Understanding the Saffir-Simpson Scale for Hurricane Categories

People are so accustomed to haring hurricanes described by their category level that it might seem this storm scale has been around for centuries. In fact, the Saffir-Simpson scale for hurricane categories was not created until the early 1970s. It classifies the storms by their wind speed, with levels ranging from 1 at the weakest to 5 at the most severe. The owners and employees of businesses like Cane Bay Partners on the island of St. Croix are uncomfortably familiar with this scale.

St. Croix and Hurricane Maria

St. Croix was hit by a category 5 hurricane in 2017, although the storm essentially brushed against the island. Hurricane Maria caused widespread devastation there and on other Caribbean islands. Cane Bay Cares quickly created a charitable division to provide hurricane relief to their community of Christiansted and residents on the rest of the island. Recovery from the storm was a long effort, and some work continues even two years later.

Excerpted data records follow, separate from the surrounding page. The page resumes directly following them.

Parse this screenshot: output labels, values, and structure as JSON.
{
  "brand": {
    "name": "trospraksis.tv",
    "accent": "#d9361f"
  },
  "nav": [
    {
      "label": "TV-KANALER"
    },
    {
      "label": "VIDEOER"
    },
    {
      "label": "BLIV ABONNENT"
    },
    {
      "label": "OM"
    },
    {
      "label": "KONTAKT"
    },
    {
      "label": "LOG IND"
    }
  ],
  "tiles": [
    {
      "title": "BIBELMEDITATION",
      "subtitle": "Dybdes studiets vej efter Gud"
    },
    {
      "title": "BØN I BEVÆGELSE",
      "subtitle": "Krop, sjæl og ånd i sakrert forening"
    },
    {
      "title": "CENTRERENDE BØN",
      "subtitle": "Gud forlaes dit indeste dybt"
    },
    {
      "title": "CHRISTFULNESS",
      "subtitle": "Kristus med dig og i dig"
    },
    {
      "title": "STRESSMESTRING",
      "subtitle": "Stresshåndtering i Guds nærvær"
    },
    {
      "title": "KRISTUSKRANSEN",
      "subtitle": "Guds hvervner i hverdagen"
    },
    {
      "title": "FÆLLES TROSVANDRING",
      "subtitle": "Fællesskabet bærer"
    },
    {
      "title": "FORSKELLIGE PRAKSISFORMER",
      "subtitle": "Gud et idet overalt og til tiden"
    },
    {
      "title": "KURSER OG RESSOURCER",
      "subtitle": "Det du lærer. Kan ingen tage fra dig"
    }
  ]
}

Because of the way the storm traveled, St. Croix at least was spared the brunt of a category 5 catastrophic event. Instead, the sustained wind speeds on the island were a bit above 100 miles per hour, with gusts over 130 miles per hour. That still is enough to cause major damage to roofs and siding, which was extremely prevalent on the island after the hurricane blew through. Depending on the neighborhood and the community, power outages lasted from several weeks to several months.

The Saffir-Simpson Scale

The Saffir-Simpson scale was developed by a meteorologist and classifies hurricanes by wind speed. The lowest sustained wind speed connected with a hurricane, at category 1, is 74 miles per hour. The highest, in category 5, is any sustained wind above 157 miles per hour. The scale measures power of the storms, but many people would like to see added information for storm surges and rainfall.

With some hurricanes, the rain is much more damaging than the wind. That was the case with Harvey in 2017 and Katrina in 2005. Hurricane Maria did come with heavy rain squalls, but it was not associated with the severe flooding cause by some other storms.